Go and do the things you always wanted to do. Bring a change to your life. But be sure that your change is so not dramatic that you become a different person. Don’t let a person or a situation get to you so completely that when you look in the mirror, you don’t recognize yourself. A haircut is alright, but you need to rethink the tattoo. A tour might be helpful, but selling off your house might be a bit much. Life is all about changing, and learning lessons. It’s about facing tough situations and coming out stronger. But don’t change your principles, or become a cynical person, with your faith in love, friendship, etc. all gone.

When going gets too tough, then grieve. It is said that there are five stages of grieving. Being in denial is not unnatural. Take your time to deal with what has happened, instead of rushing past it, trying to ignore your feelings. But, once you start to feel the first wave of pain, anger is likely to follow. You’ll hate yourself, you’ll hate the other person. In fact, you’ll hate everyone around you. The couples who hold hands on the streets, Facebook photos of friends hanging out together – they will all remind you of your failure. Once the anger subsides, you’ll start bargaining, and keep wondering how you could have done things differently.

Soon, when depression swallows you whole, blaming yourself will be part of the process. Your mind might find closure by finding someone to blame, even if that someone is you. Or, it could really be you. You just have to accept it. Sometimes, it takes a lot of time to arrive at the stage where you can accept the reality – that you will not get closure from someone else.

Once you get over the phase of curling in a ball, the ‘me-time’ phase begins. It is actually a good idea for you to take time to spend with yourself. You’ll learn more about yourself, and enjoy your own company. You can read, listen to music, write diaries, pursue photograph, compose songs, interest yourself in higher studies.

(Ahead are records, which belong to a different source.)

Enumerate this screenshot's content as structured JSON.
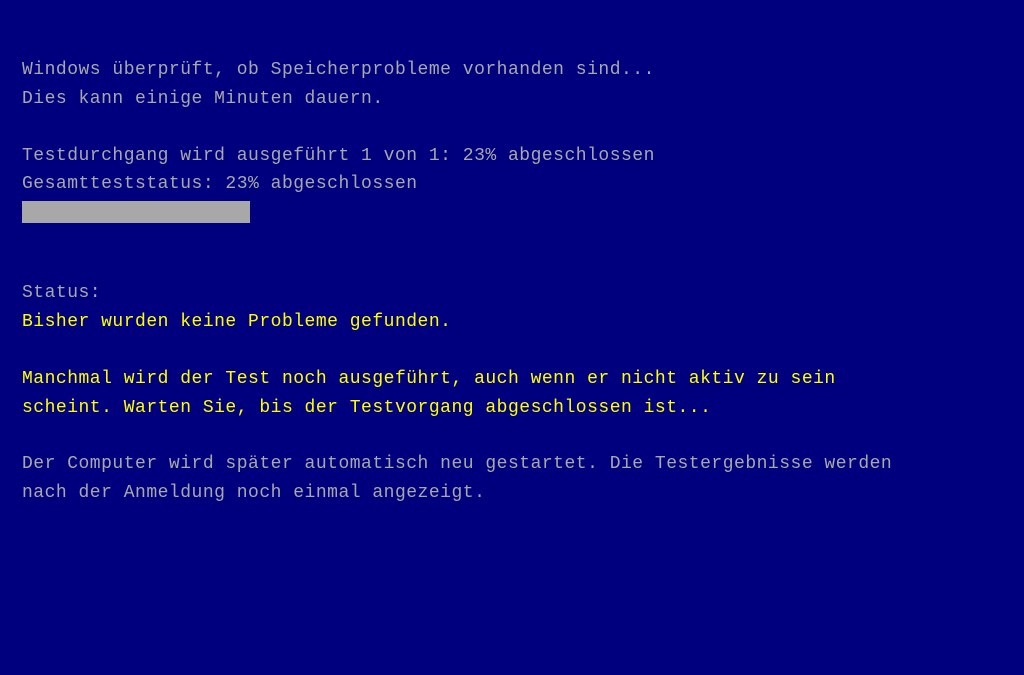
{
  "header": {
    "line1": "Windows überprüft, ob Speicherprobleme vorhanden sind...",
    "line2": "Dies kann einige Minuten dauern."
  },
  "test": {
    "run_status": "Testdurchgang wird ausgeführt  1 von  1: 23% abgeschlossen",
    "total_status": "Gesamtteststatus: 23% abgeschlossen",
    "progress_percent": 23
  },
  "status": {
    "label": "Status:",
    "no_problems": "Bisher wurden keine Probleme gefunden.",
    "wait_msg_line1": "Manchmal wird der Test noch ausgeführt, auch wenn er nicht aktiv zu sein",
    "wait_msg_line2": "scheint. Warten Sie, bis der Testvorgang abgeschlossen ist..."
  },
  "footer": {
    "line1": "Der Computer wird später automatisch neu gestartet. Die Testergebnisse werden",
    "line2": "nach der Anmeldung noch einmal angezeigt."
  }
}
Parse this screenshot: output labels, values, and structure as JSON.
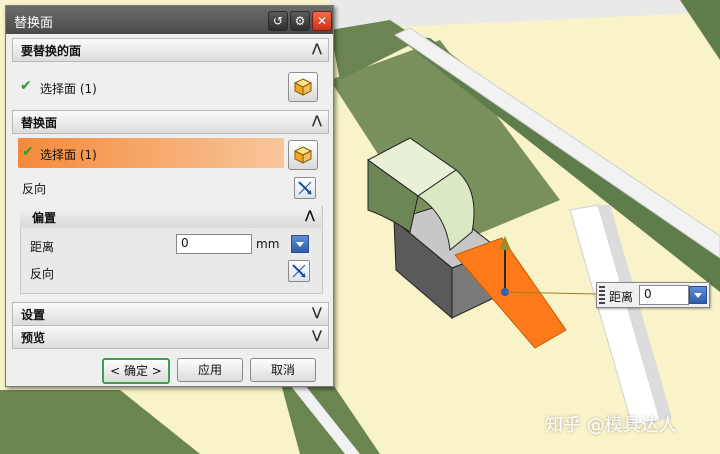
{
  "dialog": {
    "title": "替换面",
    "sections": {
      "face_to_replace": {
        "title": "要替换的面",
        "selection_label": "选择面 (1)"
      },
      "replacement_face": {
        "title": "替换面",
        "selection_label": "选择面 (1)",
        "reverse_label": "反向"
      },
      "offset": {
        "title": "偏置",
        "distance_label": "距离",
        "distance_value": "0",
        "unit": "mm",
        "reverse_label": "反向"
      },
      "settings": {
        "title": "设置"
      },
      "preview": {
        "title": "预览"
      }
    },
    "buttons": {
      "ok": "< 确定 >",
      "apply": "应用",
      "cancel": "取消"
    }
  },
  "floating_input": {
    "label": "距离",
    "value": "0"
  },
  "watermark": "知乎 @模具达人",
  "colors": {
    "highlight_orange": "#ff7a1a",
    "model_green": "#5f7d4a",
    "floor": "#f7f2c8"
  }
}
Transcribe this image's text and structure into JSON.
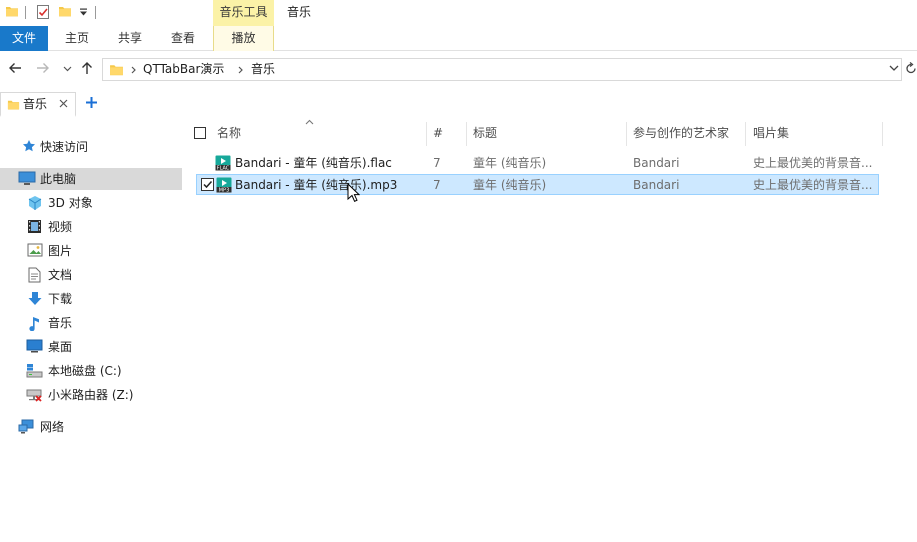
{
  "title_bar": {
    "context_group": "音乐工具",
    "window_title": "音乐"
  },
  "ribbon": {
    "tabs": [
      {
        "label": "文件",
        "active": true
      },
      {
        "label": "主页"
      },
      {
        "label": "共享"
      },
      {
        "label": "查看"
      },
      {
        "label": "播放"
      }
    ]
  },
  "address": {
    "crumbs": [
      "QTTabBar演示",
      "音乐"
    ]
  },
  "qttabs": {
    "tabs": [
      {
        "label": "音乐"
      }
    ],
    "add_label": "+"
  },
  "navigation": {
    "items": [
      {
        "label": "快速访问",
        "icon": "star-icon"
      },
      {
        "label": "此电脑",
        "icon": "computer-icon",
        "selected": true
      },
      {
        "label": "3D 对象",
        "icon": "cube-icon"
      },
      {
        "label": "视频",
        "icon": "video-icon"
      },
      {
        "label": "图片",
        "icon": "picture-icon"
      },
      {
        "label": "文档",
        "icon": "document-icon"
      },
      {
        "label": "下载",
        "icon": "download-icon"
      },
      {
        "label": "音乐",
        "icon": "music-icon"
      },
      {
        "label": "桌面",
        "icon": "desktop-icon"
      },
      {
        "label": "本地磁盘 (C:)",
        "icon": "drive-icon"
      },
      {
        "label": "小米路由器 (Z:)",
        "icon": "network-drive-icon"
      },
      {
        "label": "网络",
        "icon": "network-icon"
      }
    ]
  },
  "file_list": {
    "columns": [
      "名称",
      "#",
      "标题",
      "参与创作的艺术家",
      "唱片集"
    ],
    "files": [
      {
        "name": "Bandari - 童年 (纯音乐).flac",
        "track": "7",
        "title": "童年 (纯音乐)",
        "artist": "Bandari",
        "album": "史上最优美的背景音...",
        "icon": "flac-file-icon",
        "selected": false
      },
      {
        "name": "Bandari - 童年 (纯音乐).mp3",
        "track": "7",
        "title": "童年 (纯音乐)",
        "artist": "Bandari",
        "album": "史上最优美的背景音...",
        "icon": "mp3-file-icon",
        "selected": true
      }
    ]
  },
  "colors": {
    "file_tab": "#1979ca",
    "context_group": "#fbf2a7",
    "selection": "#cde8ff",
    "selection_border": "#99d1ff",
    "nav_selected": "#d9d9d9",
    "add_tab": "#1a6fd6"
  }
}
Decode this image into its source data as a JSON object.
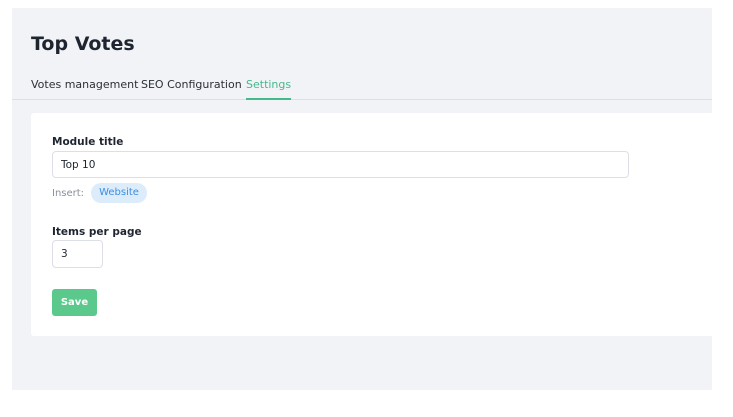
{
  "page": {
    "title": "Top Votes"
  },
  "tabs": [
    {
      "label": "Votes management",
      "active": false
    },
    {
      "label": "SEO Configuration",
      "active": false
    },
    {
      "label": "Settings",
      "active": true
    }
  ],
  "form": {
    "module_title": {
      "label": "Module title",
      "value": "Top 10"
    },
    "insert": {
      "label": "Insert:",
      "chips": [
        "Website"
      ]
    },
    "items_per_page": {
      "label": "Items per page",
      "value": "3"
    },
    "save_label": "Save"
  },
  "colors": {
    "accent": "#45b98a",
    "save_button": "#5bc88c",
    "chip_background": "#dcecfb",
    "chip_text": "#3c8fe0",
    "page_background": "#f2f3f7"
  }
}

After that, you need to come out of your hiding and be with people, not to replace someone, but to enjoy the company of others and know how much some people love and need you. Cry. Don’t hold back your tears to shed at the right moment, when you hope to get comforted. Cry before your tears dry up inside you.

Your confirmation to get on with your life must come from within you, instead of expecting it from someone else who does not think s/he doesn’t owe it to you, and refusing to live. Sometimes, relationships end or change. People change. You have changed, and will change more. You have to learn to be ok with that. You have to pack it all up. Everyone has a baggage, and so do you. You have to learn to be ok with that, too. Once you’ll find closure from the idea of closure, it will be a lot easier for you to close the chapter, and begin a new one.

Marc and Angel


Image: Marc and Angel, Elite Daily